--- START ---

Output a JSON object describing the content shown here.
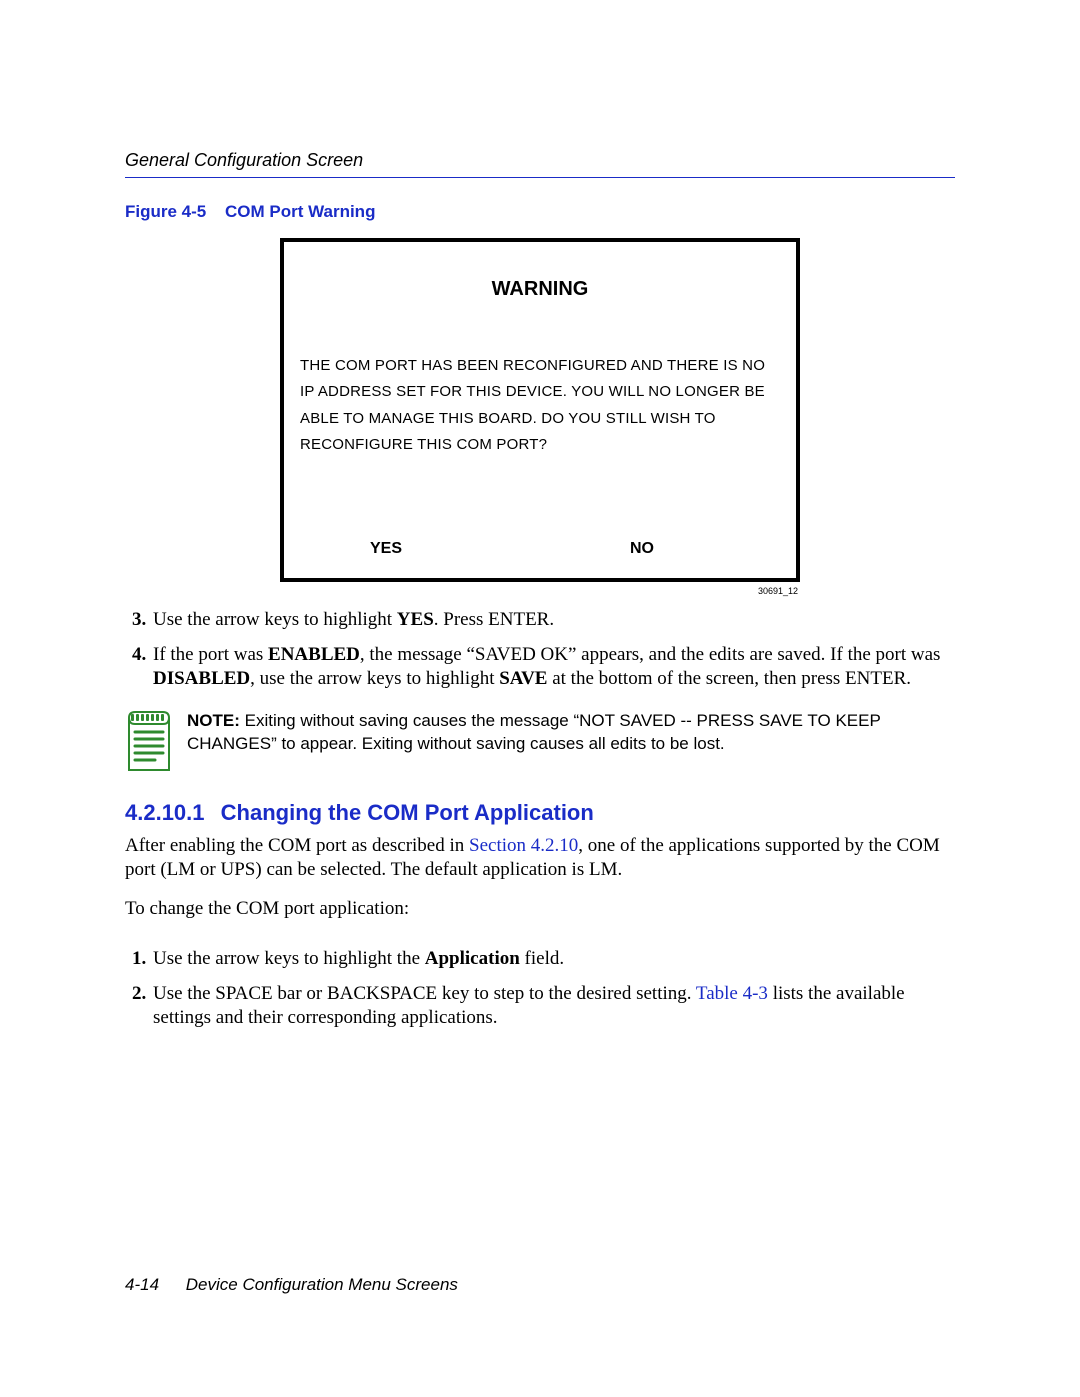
{
  "header": {
    "running_head": "General Configuration Screen"
  },
  "figure": {
    "label": "Figure 4-5",
    "title": "COM Port Warning",
    "screen_title": "WARNING",
    "screen_body": "THE COM PORT HAS BEEN RECONFIGURED AND THERE IS NO IP ADDRESS SET FOR THIS DEVICE. YOU WILL NO LONGER BE ABLE TO MANAGE THIS BOARD. DO YOU STILL WISH TO RECONFIGURE THIS COM PORT?",
    "yes": "YES",
    "no": "NO",
    "id": "30691_12"
  },
  "steps_a": {
    "s3_pre": "Use the arrow keys to highlight ",
    "s3_bold": "YES",
    "s3_post": ". Press ENTER.",
    "s4_a": "If the port was ",
    "s4_b": "ENABLED",
    "s4_c": ", the message “SAVED OK” appears, and the edits are saved. If the port was ",
    "s4_d": "DISABLED",
    "s4_e": ", use the arrow keys to highlight ",
    "s4_f": "SAVE",
    "s4_g": " at the bottom of the screen, then press ENTER."
  },
  "note": {
    "lead": "NOTE:",
    "text": "  Exiting without saving causes the message “NOT SAVED -- PRESS SAVE TO KEEP CHANGES” to appear. Exiting without saving causes all edits to be lost."
  },
  "section": {
    "num": "4.2.10.1",
    "title": "Changing the COM Port Application"
  },
  "para1_a": "After enabling the COM port as described in ",
  "para1_link": "Section 4.2.10",
  "para1_b": ", one of the applications supported by the COM port (LM or UPS) can be selected. The default application is LM.",
  "para2": "To change the COM port application:",
  "steps_b": {
    "s1_a": "Use the arrow keys to highlight the ",
    "s1_b": "Application",
    "s1_c": " field.",
    "s2_a": "Use the SPACE bar or BACKSPACE key to step to the desired setting. ",
    "s2_link": "Table 4-3",
    "s2_b": " lists the available settings and their corresponding applications."
  },
  "footer": {
    "page": "4-14",
    "chapter": "Device Configuration Menu Screens"
  }
}
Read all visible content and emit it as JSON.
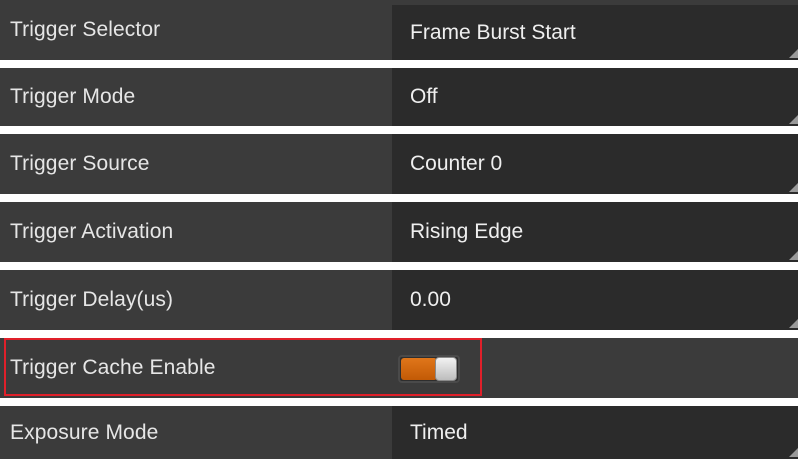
{
  "parameters": [
    {
      "label": "Trigger Selector",
      "value": "Frame Burst Start"
    },
    {
      "label": "Trigger Mode",
      "value": "Off"
    },
    {
      "label": "Trigger Source",
      "value": "Counter 0"
    },
    {
      "label": "Trigger Activation",
      "value": "Rising Edge"
    },
    {
      "label": "Trigger Delay(us)",
      "value": "0.00"
    },
    {
      "label": "Trigger Cache Enable",
      "value": "On"
    },
    {
      "label": "Exposure Mode",
      "value": "Timed"
    }
  ],
  "colors": {
    "row_background": "#3b3b3b",
    "value_background": "#2b2b2b",
    "toggle_on": "#d2650f",
    "highlight": "#e0202a"
  }
}
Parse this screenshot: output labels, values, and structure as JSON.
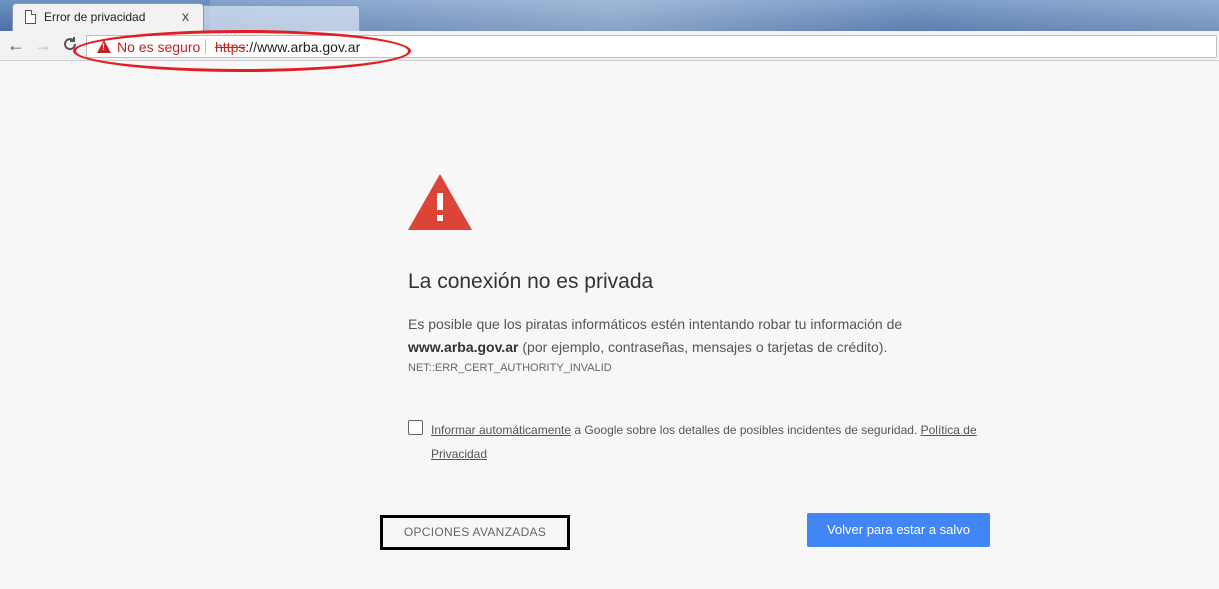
{
  "tab": {
    "title": "Error de privacidad",
    "close": "x"
  },
  "toolbar": {
    "back": "←",
    "forward": "→",
    "reload": "C"
  },
  "omnibox": {
    "security_label": "No es seguro",
    "url_scheme": "https",
    "url_rest": "://www.arba.gov.ar"
  },
  "interstitial": {
    "heading": "La conexión no es privada",
    "body_intro": "Es posible que los piratas informáticos estén intentando robar tu información de ",
    "body_domain": "www.arba.gov.ar",
    "body_rest": " (por ejemplo, contraseñas, mensajes o tarjetas de crédito).",
    "error_code": "NET::ERR_CERT_AUTHORITY_INVALID",
    "report_link": "Informar automáticamente",
    "report_text": " a Google sobre los detalles de posibles incidentes de seguridad. ",
    "privacy_link": "Política de Privacidad",
    "advanced_button": "OPCIONES AVANZADAS",
    "back_to_safety_button": "Volver para estar a salvo"
  },
  "colors": {
    "warning_red": "#db4437",
    "primary_blue": "#4285f4",
    "annotation_red": "#e01e24"
  }
}
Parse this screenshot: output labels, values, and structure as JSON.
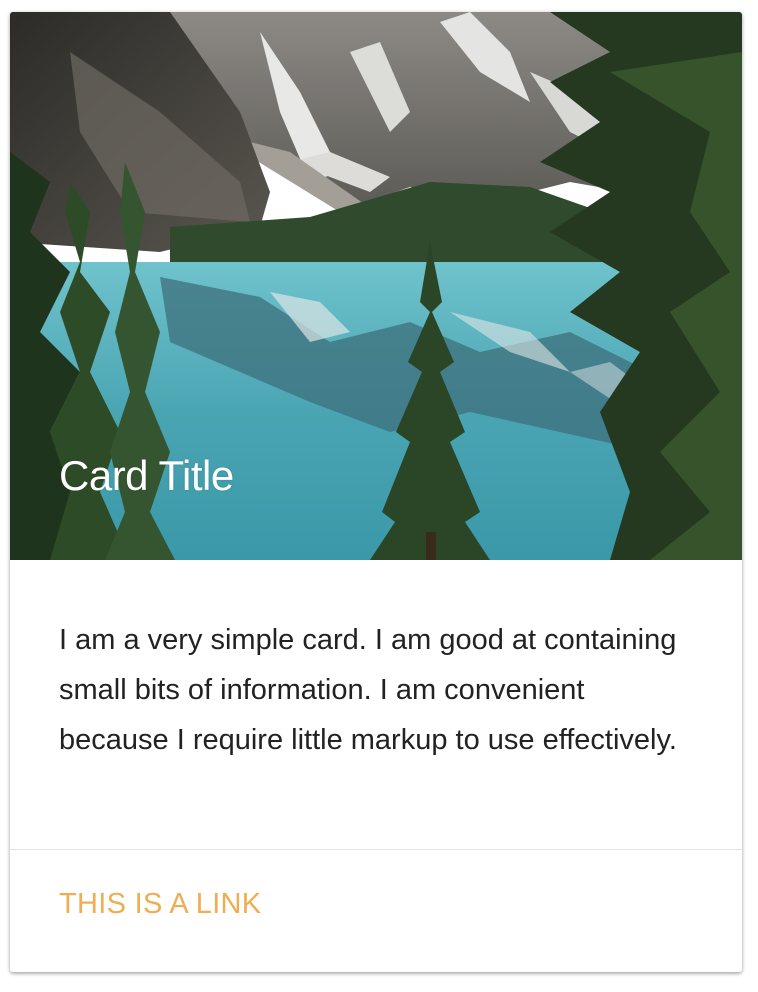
{
  "card": {
    "title": "Card Title",
    "image_alt": "mountain-lake-landscape",
    "content": "I am a very simple card. I am good at containing small bits of information. I am convenient because I require little markup to use effectively.",
    "link_label": "THIS IS A LINK"
  },
  "colors": {
    "link": "#f0ad52",
    "text": "#222222",
    "title": "#ffffff",
    "lake": "#4fa9b8",
    "sky": "#a9c8e6"
  }
}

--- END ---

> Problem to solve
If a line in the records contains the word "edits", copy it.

> Solution to the exercise
    "s4_c": ", the message “SAVED OK” appears, and the edits are saved. If the port was ",
    "text": "  Exiting without saving causes the message “NOT SAVED -- PRESS SAVE TO KEEP CHANGES” to appear. Exiting without saving causes all edits to be lost."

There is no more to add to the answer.